There are women throughout Canada’s history who when faced with a locked door, have looked for a key—or a battering ram. Award-winning writer Karin Wells tells the stories of women like the fierce and iconoclastic Mina Benson Hubbard, who finished the mission to map northern Labrador that had killed her explorer husband, and Vera Peters, MD, who revolutionized treatments for Hodgkins lymphoma and breast cancer. Or the painter Paraskeva Clark, child of the Bolshevik Revolution, who rattled staid Toronto when she took Norman Bethune as a lover and spoke out for art as a tool of social change.
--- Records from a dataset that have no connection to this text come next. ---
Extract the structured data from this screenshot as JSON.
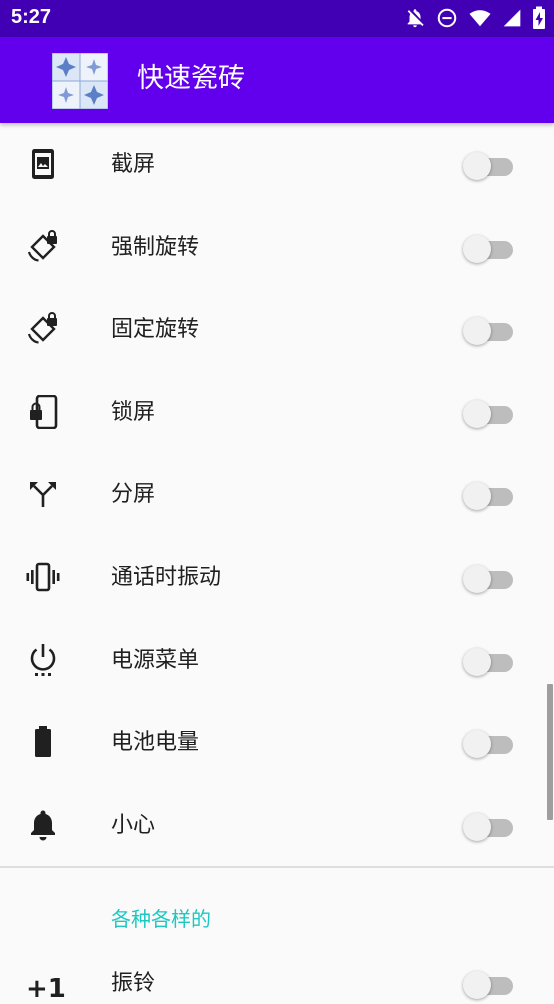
{
  "status_bar": {
    "time": "5:27",
    "icons": [
      "notifications-off-icon",
      "do-not-disturb-icon",
      "wifi-icon",
      "signal-icon",
      "battery-charging-icon"
    ]
  },
  "app_bar": {
    "title": "快速瓷砖",
    "icon": "app-tile-icon"
  },
  "tiles": [
    {
      "label": "截屏",
      "icon": "screenshot-icon",
      "enabled": false
    },
    {
      "label": "强制旋转",
      "icon": "screen-lock-rotation-icon",
      "enabled": false
    },
    {
      "label": "固定旋转",
      "icon": "screen-lock-rotation-icon",
      "enabled": false
    },
    {
      "label": "锁屏",
      "icon": "phone-lock-icon",
      "enabled": false
    },
    {
      "label": "分屏",
      "icon": "split-screen-icon",
      "enabled": false
    },
    {
      "label": "通话时振动",
      "icon": "vibration-icon",
      "enabled": false
    },
    {
      "label": "电源菜单",
      "icon": "power-menu-icon",
      "enabled": false
    },
    {
      "label": "电池电量",
      "icon": "battery-icon",
      "enabled": false
    },
    {
      "label": "小心",
      "icon": "bell-icon",
      "enabled": false
    }
  ],
  "section": {
    "title": "各种各样的"
  },
  "partial_item": {
    "label": "振铃",
    "icon_text": "+1",
    "enabled": false
  },
  "colors": {
    "status_bar": "#4100b3",
    "app_bar": "#6200ee",
    "section_header": "#1ec8c1",
    "switch_track": "#bdbdbd",
    "switch_thumb": "#f1f1f1"
  }
}
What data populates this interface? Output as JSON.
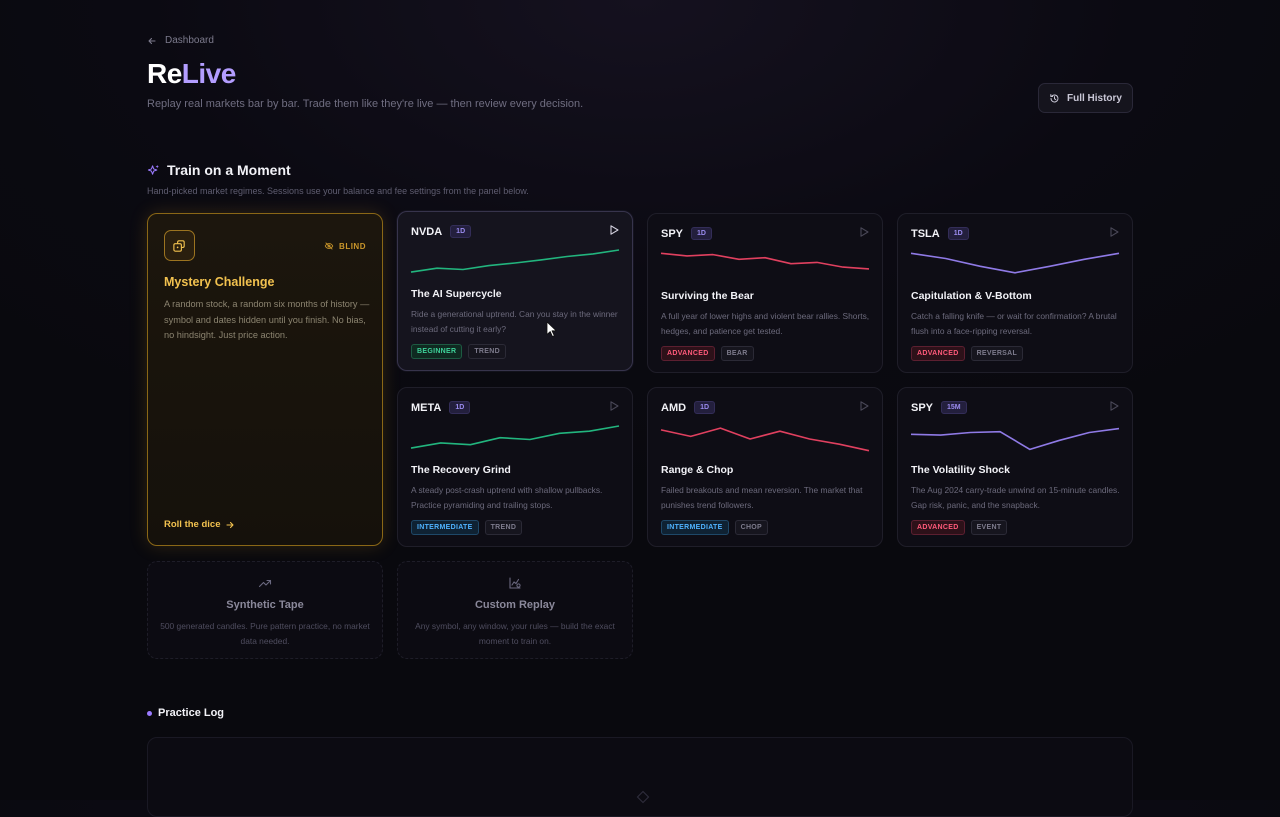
{
  "back": {
    "label": "Dashboard"
  },
  "header": {
    "title_prefix": "Re",
    "title_accent": "Live",
    "subtitle": "Replay real markets bar by bar. Trade them like they're live — then review every decision.",
    "history_button": "Full History"
  },
  "section": {
    "title": "Train on a Moment",
    "subtitle": "Hand-picked market regimes. Sessions use your balance and fee settings from the panel below."
  },
  "mystery": {
    "badge": "BLIND",
    "title": "Mystery Challenge",
    "description": "A random stock, a random six months of history — symbol and dates hidden until you finish. No bias, no hindsight. Just price action.",
    "cta": "Roll the dice"
  },
  "cards": [
    {
      "symbol": "NVDA",
      "timeframe": "1D",
      "title": "The AI Supercycle",
      "description": "Ride a generational uptrend. Can you stay in the winner instead of cutting it early?",
      "tags": [
        "BEGINNER",
        "TREND"
      ],
      "spark_color": "#22b57e",
      "spark": [
        0.15,
        0.3,
        0.25,
        0.4,
        0.5,
        0.62,
        0.75,
        0.85,
        1.0
      ]
    },
    {
      "symbol": "SPY",
      "timeframe": "1D",
      "title": "Surviving the Bear",
      "description": "A full year of lower highs and violent bear rallies. Shorts, hedges, and patience get tested.",
      "tags": [
        "ADVANCED",
        "BEAR"
      ],
      "spark_color": "#e0405f",
      "spark": [
        0.95,
        0.85,
        0.9,
        0.72,
        0.78,
        0.55,
        0.6,
        0.42,
        0.35
      ]
    },
    {
      "symbol": "TSLA",
      "timeframe": "1D",
      "title": "Capitulation & V-Bottom",
      "description": "Catch a falling knife — or wait for confirmation? A brutal flush into a face-ripping reversal.",
      "tags": [
        "ADVANCED",
        "REVERSAL"
      ],
      "spark_color": "#8f7ae6",
      "spark": [
        0.95,
        0.75,
        0.45,
        0.2,
        0.45,
        0.72,
        0.95
      ]
    },
    {
      "symbol": "META",
      "timeframe": "1D",
      "title": "The Recovery Grind",
      "description": "A steady post-crash uptrend with shallow pullbacks. Practice pyramiding and trailing stops.",
      "tags": [
        "INTERMEDIATE",
        "TREND"
      ],
      "spark_color": "#22b57e",
      "spark": [
        0.15,
        0.35,
        0.28,
        0.55,
        0.48,
        0.72,
        0.8,
        1.0
      ]
    },
    {
      "symbol": "AMD",
      "timeframe": "1D",
      "title": "Range & Chop",
      "description": "Failed breakouts and mean reversion. The market that punishes trend followers.",
      "tags": [
        "INTERMEDIATE",
        "CHOP"
      ],
      "spark_color": "#e0405f",
      "spark": [
        0.85,
        0.6,
        0.92,
        0.5,
        0.8,
        0.5,
        0.3,
        0.05
      ]
    },
    {
      "symbol": "SPY",
      "timeframe": "15M",
      "title": "The Volatility Shock",
      "description": "The Aug 2024 carry-trade unwind on 15-minute candles. Gap risk, panic, and the snapback.",
      "tags": [
        "ADVANCED",
        "EVENT"
      ],
      "spark_color": "#8f7ae6",
      "spark": [
        0.68,
        0.65,
        0.75,
        0.78,
        0.1,
        0.45,
        0.75,
        0.9
      ]
    }
  ],
  "synthetic": {
    "title": "Synthetic Tape",
    "description": "500 generated candles. Pure pattern practice, no market data needed."
  },
  "custom": {
    "title": "Custom Replay",
    "description": "Any symbol, any window, your rules — build the exact moment to train on."
  },
  "log": {
    "title": "Practice Log"
  }
}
And have you heard of Charlotte Small, a Métis woman who canoed and trekked 42,000 km—more than three times further than the American explorers Lewis and Clark—and had five babies along the way?
Some were outrageous, some were unassuming, most were not polite, but they all ignored the voices that said women could not paddle a canoe, program a computer, understand the universe, or cure a disease. They lived big lives—often at great cost—and they made a difference.